Among the first installations to benefit from the new WTC is the Woodsmith polyhalite mine in the UK (pictured, credit: Sirius Minerals), owned by Sirius Minerals.

From 2021, the Woodsmith mine is expected to become the world’s largest polyhalite producer.

OLKO- Maschinentechnik GmbH, which is supplying two Blair Multi-Rope machines for the mine, has ordered the electrical equipment from Siemens.

One hoist will bring polyhalite from a depth of approximately 1,450 m below sea level to the surface at a speed of 18 m/s; the other, with a capacity of 35 t, is for service.

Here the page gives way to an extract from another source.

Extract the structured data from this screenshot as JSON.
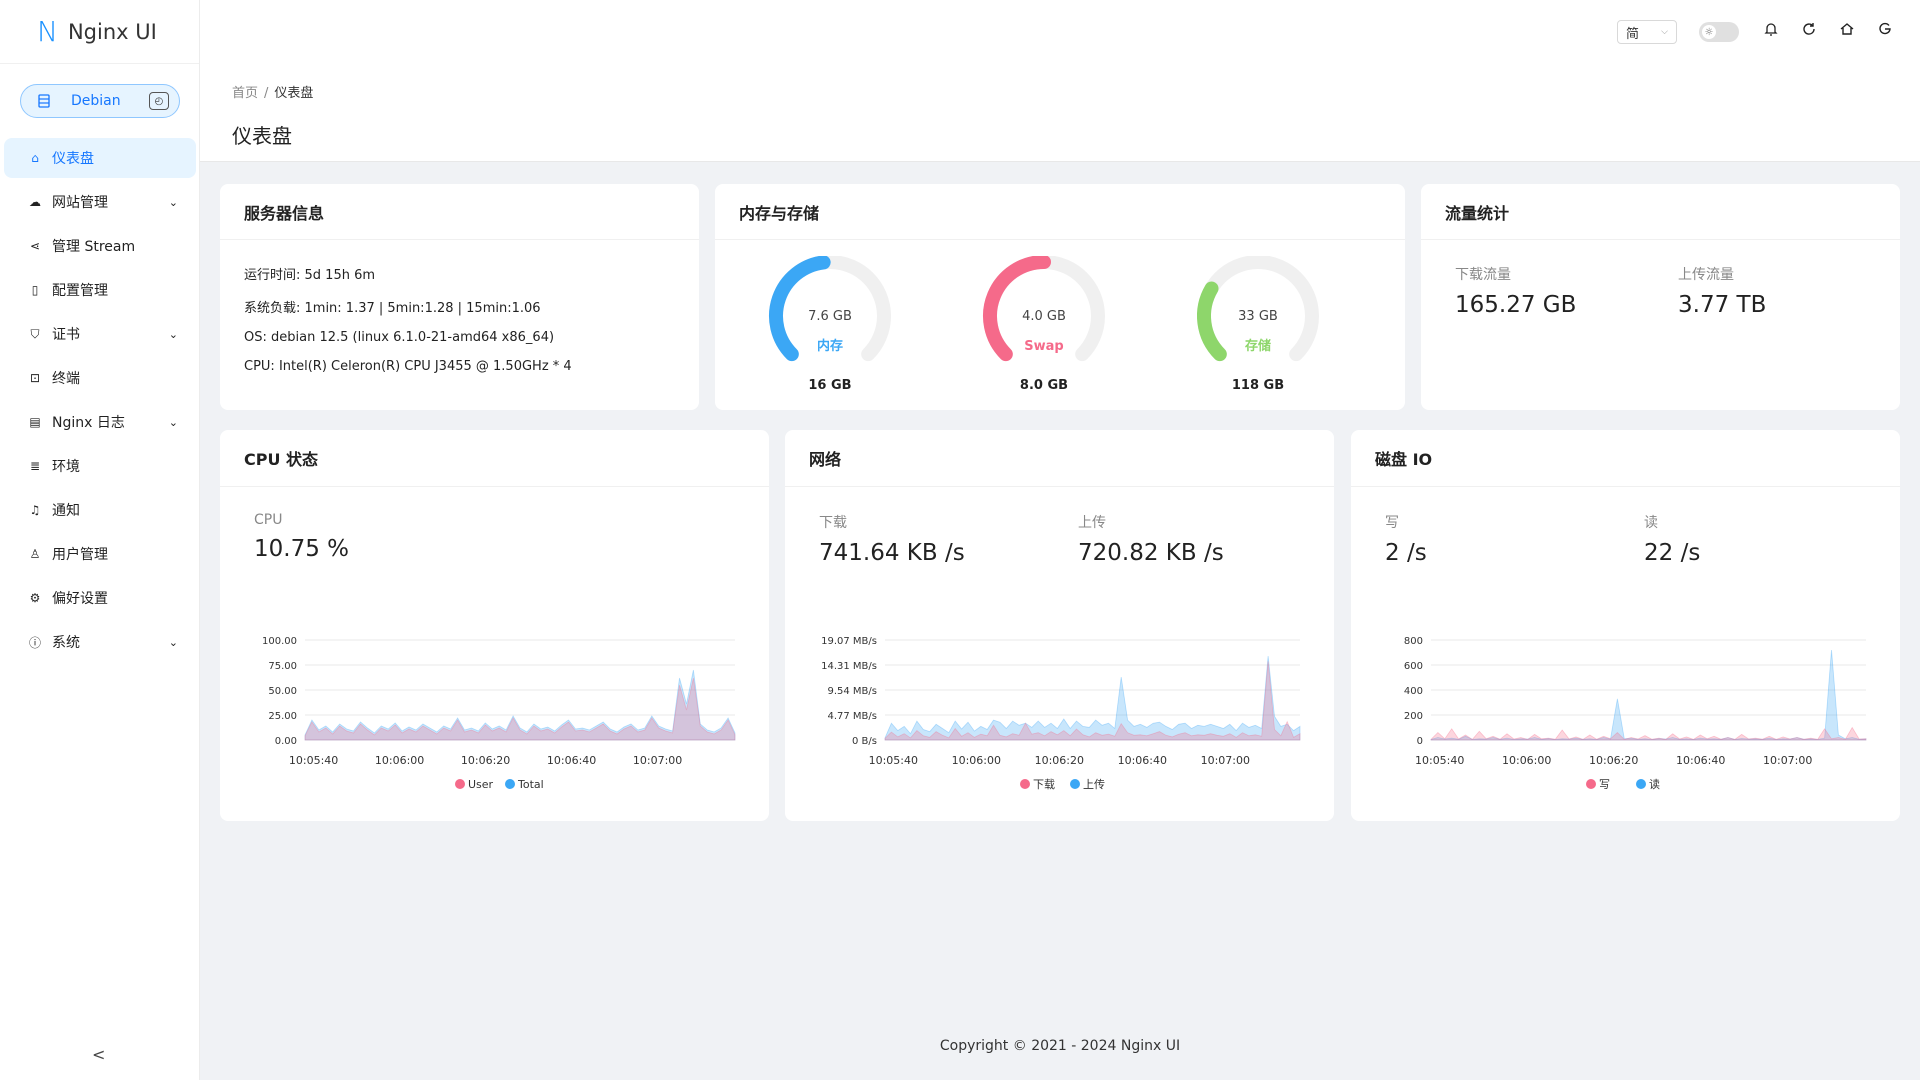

The scope of delivery comprises a medium-voltage synchronous motor with an output of 9.3 MW and a torque of 1,550 kNm. Both winders are fitted with a COBRA01 multi-channel brake system to provide soft braking.

Gebhard concluded: “Thanks to Siemens, mine hoists like the one at the Woodsmith mine are now more digital and safer than ever.”

Siebtechnik and Tema join together

Siebtechnik and Tema have decided to join up and create Siebtechnik Tema as a way of bolstering the new company’s brand identity in the markets for centrifuges, screening machines, and sampling and preparation systems and components.

The two firms already belong to the same group of companies which also includes South Africa-based Multotec.

The company said: “The main aim of this partnership is to ensure a common brand name as well as the finetuning of the worldwide sales and service structures with production sites and representative offices in Germany, the Netherlands, the US, Great Britain, France, Spain, China and Australia.”

Siebtechnik Tima produces mineral separation and screening equipment for the global coal and fertiliser industries, in addition to hammer- and hammer-impact mills, and channel conveyors.